It’s possible to shrug off such ideas as evidence of the triumph of mysticism or science fiction over criticism. Yang’s own statements, though, often convey quite similar thoughts in more subdued language. She acknowledges, for example, her “tendency to personalize not only historical figures and events but also machines and objects that are largely domestic.” And she has expressed an odd longing to emulate what she regards as the admirable qualities of household appliances: their “silent presence, supportivness, loyalty, understatement, and substance.”10 With her rich, idiosyncratic visual language still developing rapidly, it will be fascinating to see what direction Yang’s art takes next.

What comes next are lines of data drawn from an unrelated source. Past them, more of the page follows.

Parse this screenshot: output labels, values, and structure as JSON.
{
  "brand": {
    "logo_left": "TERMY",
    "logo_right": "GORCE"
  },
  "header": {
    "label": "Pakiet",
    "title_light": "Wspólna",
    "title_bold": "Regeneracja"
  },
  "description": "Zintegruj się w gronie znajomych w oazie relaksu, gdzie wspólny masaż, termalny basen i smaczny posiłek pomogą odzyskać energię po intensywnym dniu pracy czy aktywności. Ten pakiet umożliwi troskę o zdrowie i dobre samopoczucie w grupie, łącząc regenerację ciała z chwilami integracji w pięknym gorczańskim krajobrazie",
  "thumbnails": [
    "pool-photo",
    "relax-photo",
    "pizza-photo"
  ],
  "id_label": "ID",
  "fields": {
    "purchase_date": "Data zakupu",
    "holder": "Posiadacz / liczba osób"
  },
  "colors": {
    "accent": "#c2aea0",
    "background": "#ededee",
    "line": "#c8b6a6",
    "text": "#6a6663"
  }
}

1 An elaborate, illustrated “Genealogy of Wallpaper and Mural Works, 2011–19” is included in the catalogue of the Bass exhibition, Haegue Yang: In the Cone of Uncertainty, Hatje Cantz, 2019, pp. 62–107.
2 Yilmaz Dziewior, ed., Haegue Yang: ETA 1994–2018, Cologne, Museum Ludwig and Walther König, 2018. Yang’s website (heikejung.de) contains a wealth of well-organized information about her works and exhibitions.
3 See Doryun Chong, ”Haegue Yang, Integrity of the Insider,” curator’s statement accompanying the exhibition of the same title at the Walker Art Center, 2009, walkerart.org; Hyunjin Kim, “To Encounter the House of Sa-Dong, Persisting in Its Own Absolute Time,” in Haegue Yang: Sa-Dong 30, Berlin, Wiens Verlag, 2006, pp. 6–7; and the extensive excerpts from the exhibition guest books reproduced in Eungie Joo, Yumi Kang, and Michelle Piranio, eds., Haegue Yang: Condensation, Seoul, Arts Council of Korea, 2009, pp. 279–309.
4 Doryun Chong provides an enlightening overview of Yang’s 2008 blind works in his essay “What Are Your Desires, Haegue Yang?,” in Melanie Ohnemus, ed., Haegue Yang: Siblings and Twins, Berlin, Sternberg Press, 2010, pp. 136-49.
5 Yang quoted in Anna Dickie, “Haegue Yang (Part Two): In Conversation with Anna Dickie,” Ocula, Sept. 3, 2004, ocula.com.
6 Platform Presents Haegue Yang Book Launch, video recording of Yang in conversation with Kathy Noble, Bergen Kunsthall, Bergen, Norway, 2013, at 30:45, vimeo.com.
7 Yang quoted in Anna Dickie, “Haegue Yang (Part Two).”
8 Bruna Roccasalva, ed., Haegue Yang Anthology 2006-2018: Tightrope Walking and Its Wordless Shadow, Milan, Skira, 2019.
9 This and the subsequent Nicolas Bourriaud quotations are from his essay “Unfolding Experiences: Haegue Yang and Sculpture Today,” in Shooting the Elephant / Thinking the Elephant, exhib. cat., Seoul, Leeum, Samsung Museum of Art, 2015, p. 27. For Bourriaud’s thoughts on “speculative realism,” see Futoshi Hoshino, “Between Practice and Theory,” ART-iT, Mar. 19, 2018, art-it.asia.
10 “A Conversation: Haegue Yang and Eungie Joo,” in Haegue Yang: Condensation, p. 19.
This article appears under the title “A Certain Uncertainty” in the April 2020 issue, pp. 42–51.